(MA Lawyers Weekly) Massachusetts regulators are poised to impose a heightened fiduciary standard of conduct on investment professionals.
Late last year, Secretary of State William F. Galvin signed off on a proposed standard for broker-dealers, agents and investment advisors that would require those professionals to satisfy both the duty of care and the duty of loyalty in dealing with customers and clients. Specifically, covered professionals would be required to provide advice based on what is best for the client and without regard to the interests of the advisor or the firm for which the advisor works.
The new standard would apply to the provision of recommendations, advice and the selection of account types.
Massachusetts is not alone here. Similar fiduciary standards have been adopted elsewhere, including New Jersey and Nevada, and several other states are also considering proposals.
The latest proposal was designed to respond to perceived shortcomings in a Securities and Exchange Commission regulation adopted in June. “Regulation Best Interest” established a best interest standard of conduct for investment professionals making recommendations to a retail customer of any securities transaction involving securities, including recommendations on types of accounts.
“Regulation BI” was promulgated in accordance with authorization under the Dodd-Frank Wall Street Reform and Financial Protection Act for the SEC to establish a strong and uniform standard of conduct for broker-dealers. Covered entities must be in compliance by June 2020.
The local financial services industry has expressed serious opposition to the proposed Massachusetts standard. At a recent hearing on the subject, industry representatives argued that the difficulty of complying, along with the increased costs associated with doing so, would discourage broker-dealers from offering their services in Massachusetts.
The goal behind Galvin’s proposed standard is admirable: to better protect consumers. Local regulators are clearly concerned the new SEC rule isn’t stringent enough and falls short of what Dodd-Frank requires. But while that ultimately may prove to be the case, it seems premature to deem the federal regulation insufficient when it has not yet been fully implemented.
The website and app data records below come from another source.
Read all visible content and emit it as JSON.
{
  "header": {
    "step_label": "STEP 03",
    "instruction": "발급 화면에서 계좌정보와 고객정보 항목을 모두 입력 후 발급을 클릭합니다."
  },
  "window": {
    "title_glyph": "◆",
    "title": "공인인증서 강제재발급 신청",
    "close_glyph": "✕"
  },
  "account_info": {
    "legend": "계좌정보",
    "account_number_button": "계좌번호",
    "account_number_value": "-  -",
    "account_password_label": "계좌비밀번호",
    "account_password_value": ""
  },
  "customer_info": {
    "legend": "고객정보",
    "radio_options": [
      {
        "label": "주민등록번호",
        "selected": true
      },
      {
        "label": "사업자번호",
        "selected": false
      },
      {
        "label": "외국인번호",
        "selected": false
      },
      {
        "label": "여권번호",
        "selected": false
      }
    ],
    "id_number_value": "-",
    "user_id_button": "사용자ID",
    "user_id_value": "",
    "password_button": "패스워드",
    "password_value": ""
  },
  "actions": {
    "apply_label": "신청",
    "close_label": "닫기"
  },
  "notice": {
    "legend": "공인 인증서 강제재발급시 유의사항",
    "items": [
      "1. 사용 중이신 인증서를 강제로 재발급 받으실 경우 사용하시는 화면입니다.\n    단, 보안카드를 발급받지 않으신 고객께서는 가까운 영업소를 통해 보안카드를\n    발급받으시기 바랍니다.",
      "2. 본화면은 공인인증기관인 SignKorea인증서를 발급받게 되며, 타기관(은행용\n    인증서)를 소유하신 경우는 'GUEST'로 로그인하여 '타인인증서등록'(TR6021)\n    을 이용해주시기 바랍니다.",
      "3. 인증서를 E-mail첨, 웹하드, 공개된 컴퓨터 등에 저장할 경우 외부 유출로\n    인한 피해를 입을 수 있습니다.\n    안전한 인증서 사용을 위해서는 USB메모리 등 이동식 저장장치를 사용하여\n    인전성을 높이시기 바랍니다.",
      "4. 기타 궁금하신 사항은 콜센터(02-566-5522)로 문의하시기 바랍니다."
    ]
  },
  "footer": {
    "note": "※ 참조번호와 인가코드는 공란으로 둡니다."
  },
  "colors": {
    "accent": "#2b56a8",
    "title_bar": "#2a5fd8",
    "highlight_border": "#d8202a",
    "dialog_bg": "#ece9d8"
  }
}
Further, requiring advisors to adhere to different standards at the national and state levels will inevitably lead to confusion and likely compliance failures. And the need to follow multiple regulatory schemes will lead to increased costs, which financial services providers will undoubtedly pass along to consumers.
All of this suggests that the best course for now is to hold off on final implementation of new state-level regulations until the full impact of the new SEC rule can be assessed.